But 'No One Killed Jessica' cleverly managed put out a disclaimer describing the film as "a hybrid of fact and fiction". The film scored with the audience as it did not delve too much into Jessica Lall's past and stuck only to the investigation and the trial.  If you overlook the over the top characterization of Rani Mukherjee as a high flying scribe, barking orders at the juniors and overturning her boss' orders and other loopholes, this is a good film to watch.

But have our directors completely lost the plot that they have to be heavily 'inspired' by real life incidents? The reason could be that for years, options like cable television and Hollywood have hardened audiences to the old formulas a la Karan Johar films and Bollywood producers and directors are striving to create a new idiom that retains the charm of the genre's classics but should have enough spunk to pack theatres. With a few exceptions, they've failed. So while Apoorva Lakhia's 'Shootout at Lokhandwala' (which is 'very loosely based' on gangster Maya Dolas) sells, RGV's 'Rakta Charitra' (based on the life of Paritala Ravindra a political leader from Andhra Pradesh) failed.

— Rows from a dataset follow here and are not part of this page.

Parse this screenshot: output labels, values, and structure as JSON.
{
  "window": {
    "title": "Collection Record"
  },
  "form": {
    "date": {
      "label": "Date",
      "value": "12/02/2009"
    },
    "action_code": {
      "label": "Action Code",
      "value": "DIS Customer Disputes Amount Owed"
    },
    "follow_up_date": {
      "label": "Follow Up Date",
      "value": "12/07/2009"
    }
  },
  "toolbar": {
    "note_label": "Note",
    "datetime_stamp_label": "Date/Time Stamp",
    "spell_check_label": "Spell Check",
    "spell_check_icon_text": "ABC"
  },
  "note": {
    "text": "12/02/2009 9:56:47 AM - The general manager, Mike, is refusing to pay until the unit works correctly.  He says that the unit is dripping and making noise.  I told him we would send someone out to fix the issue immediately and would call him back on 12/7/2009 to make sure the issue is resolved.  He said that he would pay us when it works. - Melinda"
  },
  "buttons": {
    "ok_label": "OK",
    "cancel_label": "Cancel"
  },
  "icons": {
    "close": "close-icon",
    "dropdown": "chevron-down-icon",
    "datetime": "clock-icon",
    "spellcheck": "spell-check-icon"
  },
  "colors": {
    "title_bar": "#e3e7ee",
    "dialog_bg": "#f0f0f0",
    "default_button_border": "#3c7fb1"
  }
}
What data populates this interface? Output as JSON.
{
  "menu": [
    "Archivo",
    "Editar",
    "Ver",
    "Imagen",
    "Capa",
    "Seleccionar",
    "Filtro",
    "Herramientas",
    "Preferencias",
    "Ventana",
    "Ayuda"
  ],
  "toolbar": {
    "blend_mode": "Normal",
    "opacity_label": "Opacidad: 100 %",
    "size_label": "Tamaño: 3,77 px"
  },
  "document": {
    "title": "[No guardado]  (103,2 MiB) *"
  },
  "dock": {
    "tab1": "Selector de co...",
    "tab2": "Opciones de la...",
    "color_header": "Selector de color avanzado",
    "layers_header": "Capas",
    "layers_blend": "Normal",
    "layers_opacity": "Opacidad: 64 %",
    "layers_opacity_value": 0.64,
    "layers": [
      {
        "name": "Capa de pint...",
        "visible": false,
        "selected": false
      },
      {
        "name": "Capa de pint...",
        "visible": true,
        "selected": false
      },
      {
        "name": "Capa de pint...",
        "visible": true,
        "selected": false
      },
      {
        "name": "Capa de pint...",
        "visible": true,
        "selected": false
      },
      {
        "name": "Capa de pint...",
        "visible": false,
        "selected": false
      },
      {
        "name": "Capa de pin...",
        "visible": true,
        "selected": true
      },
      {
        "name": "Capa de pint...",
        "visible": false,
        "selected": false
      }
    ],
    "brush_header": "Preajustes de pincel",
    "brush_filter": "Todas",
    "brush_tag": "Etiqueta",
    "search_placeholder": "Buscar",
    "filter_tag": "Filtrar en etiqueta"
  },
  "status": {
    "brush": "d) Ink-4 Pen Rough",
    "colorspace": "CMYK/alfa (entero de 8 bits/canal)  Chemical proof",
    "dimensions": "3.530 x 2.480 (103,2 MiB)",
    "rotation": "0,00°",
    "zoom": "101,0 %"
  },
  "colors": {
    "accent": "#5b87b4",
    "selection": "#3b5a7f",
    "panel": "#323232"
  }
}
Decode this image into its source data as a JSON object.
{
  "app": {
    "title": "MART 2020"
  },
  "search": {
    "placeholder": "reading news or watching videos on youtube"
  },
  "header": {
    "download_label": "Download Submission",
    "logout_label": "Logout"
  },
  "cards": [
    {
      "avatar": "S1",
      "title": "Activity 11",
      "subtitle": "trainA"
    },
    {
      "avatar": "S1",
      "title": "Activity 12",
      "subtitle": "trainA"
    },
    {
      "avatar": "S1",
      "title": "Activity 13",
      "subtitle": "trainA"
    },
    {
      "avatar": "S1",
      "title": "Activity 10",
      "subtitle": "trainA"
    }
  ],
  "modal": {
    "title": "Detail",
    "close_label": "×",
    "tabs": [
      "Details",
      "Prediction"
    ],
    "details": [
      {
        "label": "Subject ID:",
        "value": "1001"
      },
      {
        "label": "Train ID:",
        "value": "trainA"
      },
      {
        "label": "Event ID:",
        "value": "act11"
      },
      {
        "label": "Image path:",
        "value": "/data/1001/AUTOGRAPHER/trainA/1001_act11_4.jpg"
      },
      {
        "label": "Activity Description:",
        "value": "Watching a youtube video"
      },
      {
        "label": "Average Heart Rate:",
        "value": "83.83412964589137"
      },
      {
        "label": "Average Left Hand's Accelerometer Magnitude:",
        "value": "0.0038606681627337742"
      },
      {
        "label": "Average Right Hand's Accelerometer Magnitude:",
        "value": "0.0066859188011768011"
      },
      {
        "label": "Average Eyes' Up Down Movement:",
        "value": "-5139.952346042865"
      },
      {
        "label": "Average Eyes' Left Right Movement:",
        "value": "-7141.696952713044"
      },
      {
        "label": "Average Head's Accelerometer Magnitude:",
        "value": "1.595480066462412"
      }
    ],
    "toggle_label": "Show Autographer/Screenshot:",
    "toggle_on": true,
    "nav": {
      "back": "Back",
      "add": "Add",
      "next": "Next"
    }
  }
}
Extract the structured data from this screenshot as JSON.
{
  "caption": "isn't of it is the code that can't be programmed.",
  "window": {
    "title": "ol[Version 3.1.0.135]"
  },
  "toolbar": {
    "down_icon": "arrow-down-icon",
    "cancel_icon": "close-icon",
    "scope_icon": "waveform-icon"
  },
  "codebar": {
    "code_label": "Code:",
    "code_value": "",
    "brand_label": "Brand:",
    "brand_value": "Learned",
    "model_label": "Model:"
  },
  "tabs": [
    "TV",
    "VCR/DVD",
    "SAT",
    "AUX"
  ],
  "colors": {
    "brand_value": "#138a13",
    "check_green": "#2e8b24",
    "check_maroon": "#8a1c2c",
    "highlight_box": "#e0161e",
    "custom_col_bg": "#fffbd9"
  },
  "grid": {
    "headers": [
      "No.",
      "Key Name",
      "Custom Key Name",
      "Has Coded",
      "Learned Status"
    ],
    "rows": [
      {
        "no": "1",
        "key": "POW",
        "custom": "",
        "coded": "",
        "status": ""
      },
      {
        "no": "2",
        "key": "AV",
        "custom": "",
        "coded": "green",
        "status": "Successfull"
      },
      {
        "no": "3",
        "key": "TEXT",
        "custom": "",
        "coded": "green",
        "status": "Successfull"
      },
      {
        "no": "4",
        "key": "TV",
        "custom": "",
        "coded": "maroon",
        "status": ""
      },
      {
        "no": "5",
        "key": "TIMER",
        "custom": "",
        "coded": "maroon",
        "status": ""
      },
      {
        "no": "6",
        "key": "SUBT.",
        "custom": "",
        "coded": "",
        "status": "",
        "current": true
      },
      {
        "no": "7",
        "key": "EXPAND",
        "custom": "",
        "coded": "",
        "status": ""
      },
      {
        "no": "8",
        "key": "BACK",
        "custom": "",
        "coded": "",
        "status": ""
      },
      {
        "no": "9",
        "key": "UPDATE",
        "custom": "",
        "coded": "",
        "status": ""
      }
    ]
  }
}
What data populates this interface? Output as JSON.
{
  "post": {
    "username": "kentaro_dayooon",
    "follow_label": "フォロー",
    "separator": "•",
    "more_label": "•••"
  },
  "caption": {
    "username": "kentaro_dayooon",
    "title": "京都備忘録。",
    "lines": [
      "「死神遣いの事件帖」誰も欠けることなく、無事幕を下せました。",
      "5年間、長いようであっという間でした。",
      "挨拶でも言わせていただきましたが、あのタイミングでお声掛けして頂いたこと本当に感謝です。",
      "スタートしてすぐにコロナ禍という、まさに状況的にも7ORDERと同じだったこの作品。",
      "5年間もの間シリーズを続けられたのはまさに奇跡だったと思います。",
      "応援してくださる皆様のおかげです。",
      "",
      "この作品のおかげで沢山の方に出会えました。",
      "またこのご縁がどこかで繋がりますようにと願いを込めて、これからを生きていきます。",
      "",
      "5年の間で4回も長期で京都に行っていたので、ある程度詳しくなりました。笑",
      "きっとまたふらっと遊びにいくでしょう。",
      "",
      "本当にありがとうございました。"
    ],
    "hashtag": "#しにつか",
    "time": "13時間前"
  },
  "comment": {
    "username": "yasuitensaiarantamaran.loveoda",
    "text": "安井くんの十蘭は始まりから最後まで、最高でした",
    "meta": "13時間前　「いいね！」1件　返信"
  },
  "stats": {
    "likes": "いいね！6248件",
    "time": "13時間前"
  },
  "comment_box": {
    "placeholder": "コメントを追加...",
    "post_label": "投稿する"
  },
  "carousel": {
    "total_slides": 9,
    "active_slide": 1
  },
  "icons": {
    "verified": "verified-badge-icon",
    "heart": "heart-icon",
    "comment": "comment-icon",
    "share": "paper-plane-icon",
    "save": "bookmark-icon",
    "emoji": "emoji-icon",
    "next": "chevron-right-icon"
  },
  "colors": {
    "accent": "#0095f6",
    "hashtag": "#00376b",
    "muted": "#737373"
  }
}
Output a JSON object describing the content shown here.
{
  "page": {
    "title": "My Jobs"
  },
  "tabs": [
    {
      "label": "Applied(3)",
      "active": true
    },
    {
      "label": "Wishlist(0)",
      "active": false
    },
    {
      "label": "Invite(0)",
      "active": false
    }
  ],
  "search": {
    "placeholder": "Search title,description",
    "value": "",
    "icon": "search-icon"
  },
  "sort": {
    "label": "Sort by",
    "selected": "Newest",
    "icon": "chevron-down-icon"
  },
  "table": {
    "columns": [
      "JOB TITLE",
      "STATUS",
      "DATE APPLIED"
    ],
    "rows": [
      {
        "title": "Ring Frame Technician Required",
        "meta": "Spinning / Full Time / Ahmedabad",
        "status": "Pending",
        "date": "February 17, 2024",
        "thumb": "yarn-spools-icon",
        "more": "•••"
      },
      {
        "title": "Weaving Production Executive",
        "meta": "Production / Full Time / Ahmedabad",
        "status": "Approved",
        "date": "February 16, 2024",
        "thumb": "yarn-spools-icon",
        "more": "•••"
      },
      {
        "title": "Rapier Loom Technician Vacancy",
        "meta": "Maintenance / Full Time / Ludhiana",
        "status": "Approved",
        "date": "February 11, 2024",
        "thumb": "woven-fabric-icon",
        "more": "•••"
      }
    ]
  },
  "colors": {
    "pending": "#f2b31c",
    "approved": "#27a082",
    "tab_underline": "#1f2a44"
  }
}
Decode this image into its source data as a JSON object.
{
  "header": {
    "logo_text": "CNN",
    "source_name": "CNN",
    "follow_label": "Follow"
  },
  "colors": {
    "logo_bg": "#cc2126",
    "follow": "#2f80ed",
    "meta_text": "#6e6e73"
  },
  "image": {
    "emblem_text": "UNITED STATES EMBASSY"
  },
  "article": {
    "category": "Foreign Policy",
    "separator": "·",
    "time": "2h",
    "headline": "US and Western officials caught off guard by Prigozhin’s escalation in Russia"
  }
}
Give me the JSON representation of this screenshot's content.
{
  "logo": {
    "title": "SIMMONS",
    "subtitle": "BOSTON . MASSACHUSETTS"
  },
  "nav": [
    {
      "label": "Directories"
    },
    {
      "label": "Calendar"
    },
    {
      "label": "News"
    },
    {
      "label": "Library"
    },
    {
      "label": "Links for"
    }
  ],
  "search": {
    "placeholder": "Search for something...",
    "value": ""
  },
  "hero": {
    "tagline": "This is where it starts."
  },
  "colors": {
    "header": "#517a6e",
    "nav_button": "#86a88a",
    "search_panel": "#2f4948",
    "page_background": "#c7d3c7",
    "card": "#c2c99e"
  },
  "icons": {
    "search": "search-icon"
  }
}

But these are not the only films which have stirred and shaken the genre. Right from Gulzar's 'Aandhi' which was rumoured to be based on the life of Indira Gandhi (and led to the film being banned during Emergency) to 'Alert' based on Nira Radia and 2G scam, sticking to telling just the story has always been a big task.

If you go by the number of 'reality based' films that Bollywood has started churning out, it quickly becomes clear that this is actually where the most experimental film-makers are setting up shop. Some succeed to hard sell it to the audience while others change their wares. Much of Milan Lutharia's chutzpah for 'Once Upon a Time in Mumbai' comes from the source material, in this case, a mishmash of legends and history on the lives of Haji Mastan and Dawood Ibrahim. Haji always chose to wear pure white designer wear and carried a pack of imported cigarettes in hand like Ajay's character in the film.

Perhaps one film which stuck entirely to the facts would be Anurag Kashyap's 'Black Friday'. For those who have read S. Hussain Zaidi's book `Black Friday' (which was based on the 1993 Mumbai blasts), it would be hard to imagine it being translated into a film without compromising on the nature of the narrative. That is, until you see Anurag Kashyap's film where the movie follows the same fractured structure of the book and is even divided into chapters.

Real cinema is a label that still carries a lot of weight. Everyone is trying to lay claim to the new Bollywood, whether through poorly written films like 'Monica' or savvy hits like 'Once Upon…'.  So it is hardly a surprise when Ramgopal Varma decides to the approach the killer dame (quite literally) Maria Susairaj to make her presence felt in 'Not a Love Story', a 'true life account' on how she and her fiancé killed Neeraj Grover and chopped him to pieces. Trust RGV to be always there stroke the voyeurism, be it casting a killer or taking a stroll in the Taj Mahal Hotel (for inspiration, he said) after the gruesome 26/11. But then, as John Lennon had rightly said once that 'reality leaves a lot to the imagination' and films are after all not a history lesson.